Take the 2-minute tour ×
Stack Overflow is a question and answer site for professional and enthusiast programmers. It's 100% free, no registration required.

To avoid multiple includes of a header file, one of my friend suggested the following way

  #ifndef _INTERFACEMESSAGE_HPP
  #define _INTERFACEMESSAGE_HPP
  class CInterfaceMessage
  {
     / /Declaration of class goes here
  //i.e declaration of member variables and methods 
   private:
   int m_nCount;
     CString m_cStrMessage;
    public:
    CString foo(int);
 }
   #endif

where _INTERFACEMESSAGE_HPP is just an identifier

but when i declare a class using visual studio 2005 IDE I get a statement as #pragma once at the starting of the class definition when i took the help of msdn to find the purpose of #pragma once it gave me the following explanation

"Specifies that the file will be included (opened) only once by the compiler when compiling a source code file. "

Someone please tell which is the right approach?, if both are correct then what is the difference? is one approach is better than the other?

share|improve this question
1  
Do not use identifiers starting with a underscore followed by an uppercase letter, they are reserved. –  CesarB Jul 21 '12 at 16:52

3 Answers 3

up vote 6 down vote accepted

gcc has pragma once as deprecated. You should use the standard include guards. All pragma directives are by definition implementation defined. So, if you want portability, don't use them.

share|improve this answer
3  
Not deprecated anymore since gcc 3.4, see gcc.gnu.org/gcc-3.4/changes.html –  CesarB Jul 21 '12 at 16:53

Pragmas are compiler-specific, so I'd use #ifndef.

Preprocessor directives are resolved during (actually, before) compilation, so they do not make a difference in runtime except maybe for compile time.

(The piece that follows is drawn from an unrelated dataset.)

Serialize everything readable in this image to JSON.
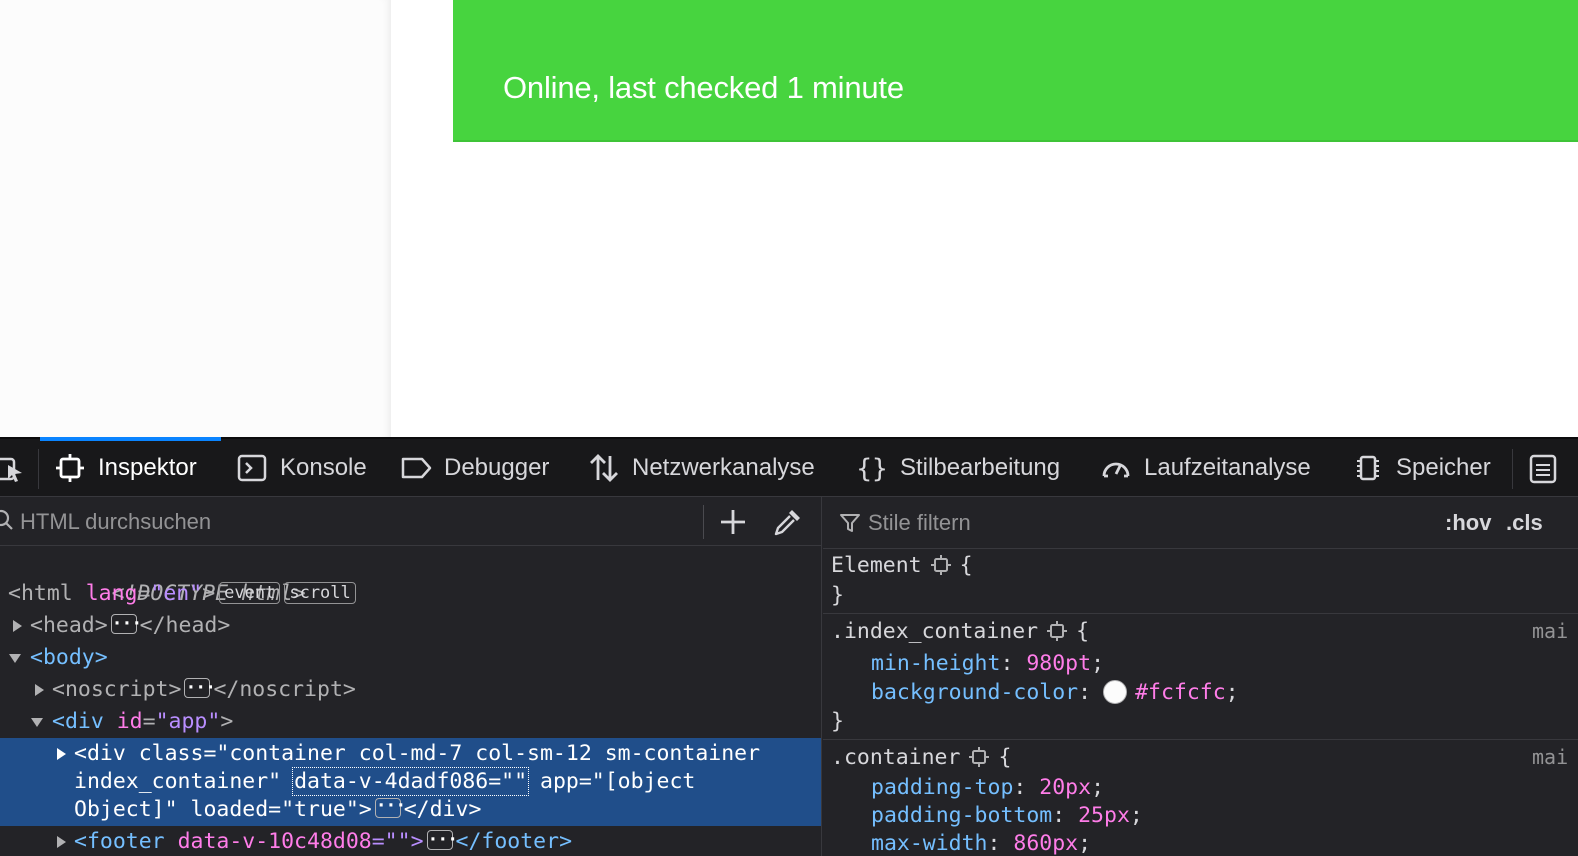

However, you will never notice a difference in compile time from these two alternatives unless you use them several thousand times I guess.

share|improve this answer

The first approach is the generic approach that works with all compilers and is also the older one around. The #pragma once approach is compiler specific.

share|improve this answer

Your Answer

 
discard

By posting your answer, you agree to the privacy policy and terms of service.

Not the answer you're looking for? Browse other questions tagged or ask your own question.